Cardinal Bo expressed his regret over the situation in his country, which “was born with a great dream of peace and prosperity for all”. “We saw the selfish interests of a few who seek the bread that perishes and the millions of people steal the bread of peace, the bread of life and the bread of prosperity”, he said. The Cardinal noted that those in power have betrayed the ideals of justice and peace, stressing that they are trapped in their own idols: “power, possessions, extreme wealth” that create “economic injustice and environmental injustice”. “Idolatry has also betrayed the great ideals of ‘metta’ and ‘karuna’ ,” which are typical of Buddhist culture. “Over the past seven decades these idolaters have stolen the ideal of a nation built on peace and prosperity for all. A dream has become a nightmare”. And in this context he expressly condemns “the human suffering following the numerous deaths in the country affected by a coup in the past six months”.
The Cardinal also recalled the worsening of the Covid-19 crisis which devastates the country.
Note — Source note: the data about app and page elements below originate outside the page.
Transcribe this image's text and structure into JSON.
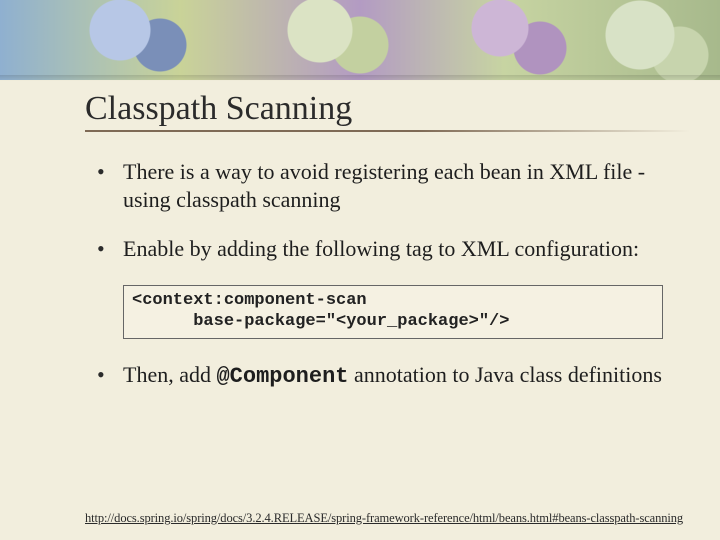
{
  "title": "Classpath Scanning",
  "bullets": {
    "b1": "There is a way to avoid registering each bean in XML file - using classpath scanning",
    "b2": "Enable by adding the following tag to XML configuration:",
    "b3_pre": "Then, add ",
    "b3_code": "@Component",
    "b3_post": " annotation to Java class definitions"
  },
  "codebox": "<context:component-scan\n      base-package=\"<your_package>\"/>",
  "footer": "http://docs.spring.io/spring/docs/3.2.4.RELEASE/spring-framework-reference/html/beans.html#beans-classpath-scanning"
}
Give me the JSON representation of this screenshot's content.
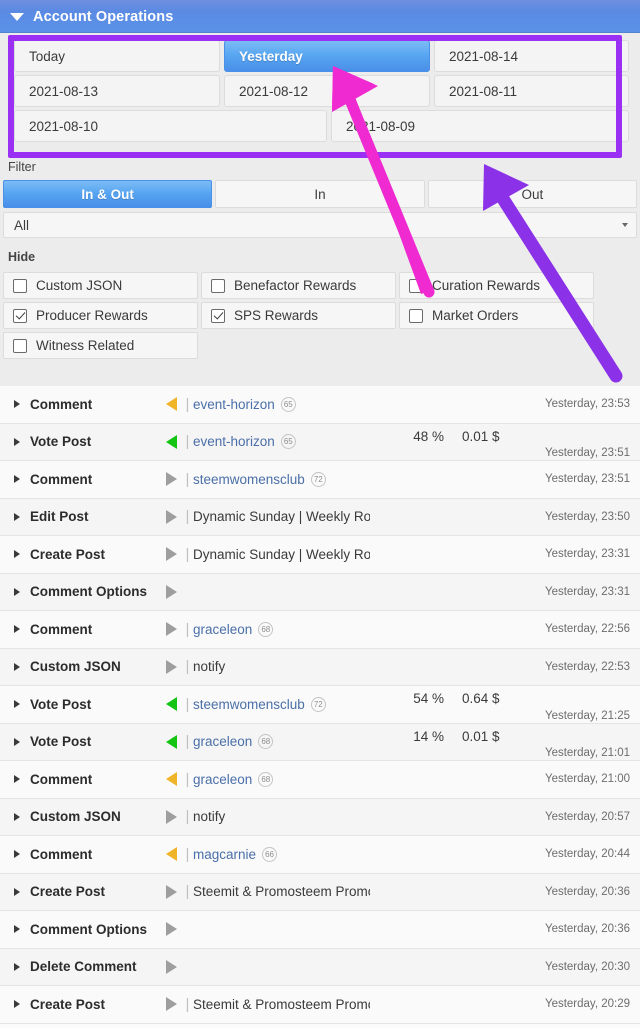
{
  "header": {
    "title": "Account Operations",
    "caret_icon": "triangle-down-icon"
  },
  "dates": {
    "rows": [
      [
        {
          "label": "Today",
          "active": false
        },
        {
          "label": "Yesterday",
          "active": true
        },
        {
          "label": "2021-08-14",
          "active": false
        }
      ],
      [
        {
          "label": "2021-08-13",
          "active": false
        },
        {
          "label": "2021-08-12",
          "active": false
        },
        {
          "label": "2021-08-11",
          "active": false
        }
      ],
      [
        {
          "label": "2021-08-10",
          "active": false
        },
        {
          "label": "2021-08-09",
          "active": false
        }
      ]
    ],
    "highlight_color": "#9b30f5"
  },
  "filter": {
    "label": "Filter",
    "segments": [
      {
        "label": "In & Out",
        "active": true
      },
      {
        "label": "In",
        "active": false
      },
      {
        "label": "Out",
        "active": false
      }
    ],
    "select": {
      "value": "All",
      "caret_icon": "caret-down-icon"
    }
  },
  "hide": {
    "label": "Hide",
    "options": [
      [
        {
          "label": "Custom JSON",
          "checked": false
        },
        {
          "label": "Benefactor Rewards",
          "checked": false
        },
        {
          "label": "Curation Rewards",
          "checked": false
        }
      ],
      [
        {
          "label": "Producer Rewards",
          "checked": true
        },
        {
          "label": "SPS Rewards",
          "checked": true
        },
        {
          "label": "Market Orders",
          "checked": false
        }
      ],
      [
        {
          "label": "Witness Related",
          "checked": false
        }
      ]
    ]
  },
  "operations": [
    {
      "op": "Comment",
      "dir": "in-orange",
      "subject": "event-horizon",
      "link": true,
      "rep": "65",
      "pct": "",
      "value": "",
      "time": "Yesterday, 23:53",
      "two_line": false
    },
    {
      "op": "Vote Post",
      "dir": "in-green",
      "subject": "event-horizon",
      "link": true,
      "rep": "65",
      "pct": "48 %",
      "value": "0.01 $",
      "time": "Yesterday, 23:51",
      "two_line": true
    },
    {
      "op": "Comment",
      "dir": "out",
      "subject": "steemwomensclub",
      "link": true,
      "rep": "72",
      "pct": "",
      "value": "",
      "time": "Yesterday, 23:51",
      "two_line": false
    },
    {
      "op": "Edit Post",
      "dir": "out",
      "subject": "Dynamic Sunday | Weekly Routine & Specia...",
      "link": false,
      "rep": "",
      "pct": "",
      "value": "",
      "time": "Yesterday, 23:50",
      "two_line": false
    },
    {
      "op": "Create Post",
      "dir": "out",
      "subject": "Dynamic Sunday | Weekly Routine & Specia...",
      "link": false,
      "rep": "",
      "pct": "",
      "value": "",
      "time": "Yesterday, 23:31",
      "two_line": false
    },
    {
      "op": "Comment Options",
      "dir": "out",
      "subject": "",
      "link": false,
      "rep": "",
      "pct": "",
      "value": "",
      "time": "Yesterday, 23:31",
      "two_line": false
    },
    {
      "op": "Comment",
      "dir": "out",
      "subject": "graceleon",
      "link": true,
      "rep": "68",
      "pct": "",
      "value": "",
      "time": "Yesterday, 22:56",
      "two_line": false
    },
    {
      "op": "Custom JSON",
      "dir": "out",
      "subject": "notify",
      "link": false,
      "rep": "",
      "pct": "",
      "value": "",
      "time": "Yesterday, 22:53",
      "two_line": false
    },
    {
      "op": "Vote Post",
      "dir": "in-green",
      "subject": "steemwomensclub",
      "link": true,
      "rep": "72",
      "pct": "54 %",
      "value": "0.64 $",
      "time": "Yesterday, 21:25",
      "two_line": true
    },
    {
      "op": "Vote Post",
      "dir": "in-green",
      "subject": "graceleon",
      "link": true,
      "rep": "68",
      "pct": "14 %",
      "value": "0.01 $",
      "time": "Yesterday, 21:01",
      "two_line": true
    },
    {
      "op": "Comment",
      "dir": "in-orange",
      "subject": "graceleon",
      "link": true,
      "rep": "68",
      "pct": "",
      "value": "",
      "time": "Yesterday, 21:00",
      "two_line": false
    },
    {
      "op": "Custom JSON",
      "dir": "out",
      "subject": "notify",
      "link": false,
      "rep": "",
      "pct": "",
      "value": "",
      "time": "Yesterday, 20:57",
      "two_line": false
    },
    {
      "op": "Comment",
      "dir": "in-orange",
      "subject": "magcarnie",
      "link": true,
      "rep": "66",
      "pct": "",
      "value": "",
      "time": "Yesterday, 20:44",
      "two_line": false
    },
    {
      "op": "Create Post",
      "dir": "out",
      "subject": "Steemit & Promosteem Promotion On Social...",
      "link": false,
      "rep": "",
      "pct": "",
      "value": "",
      "time": "Yesterday, 20:36",
      "two_line": false
    },
    {
      "op": "Comment Options",
      "dir": "out",
      "subject": "",
      "link": false,
      "rep": "",
      "pct": "",
      "value": "",
      "time": "Yesterday, 20:36",
      "two_line": false
    },
    {
      "op": "Delete Comment",
      "dir": "out",
      "subject": "",
      "link": false,
      "rep": "",
      "pct": "",
      "value": "",
      "time": "Yesterday, 20:30",
      "two_line": false
    },
    {
      "op": "Create Post",
      "dir": "out",
      "subject": "Steemit & Promosteem Promotion On Social...",
      "link": false,
      "rep": "",
      "pct": "",
      "value": "",
      "time": "Yesterday, 20:29",
      "two_line": false
    }
  ],
  "annotations": {
    "magenta_arrow": {
      "name": "magenta-annotation-arrow",
      "color": "#ef2ad0"
    },
    "purple_arrow": {
      "name": "purple-annotation-arrow",
      "color": "#8b31e8"
    }
  }
}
Healthcare service is also in great trouble because thousands of doctors and nurses have joined the mass movement of civil disobedience. He praised the service of the staff and volunteers, including Catholics, in the health facilities and described this commitment as “the greatest humanitarian testimony” in times of a pandemic. And he said, “Once again the people of Myanmar have given a great testimony of generosity in helping those affected”. The prelate urged people “not to lose their humanity” but “to distinguish through all trials what is ideal and what is rather an idol”. “Our pilgrimage towards respect for human dignity is a long march that can only be sustained through the words of eternal life, only thanks to the Bread that has come from heaven”, concluded the Cardinal.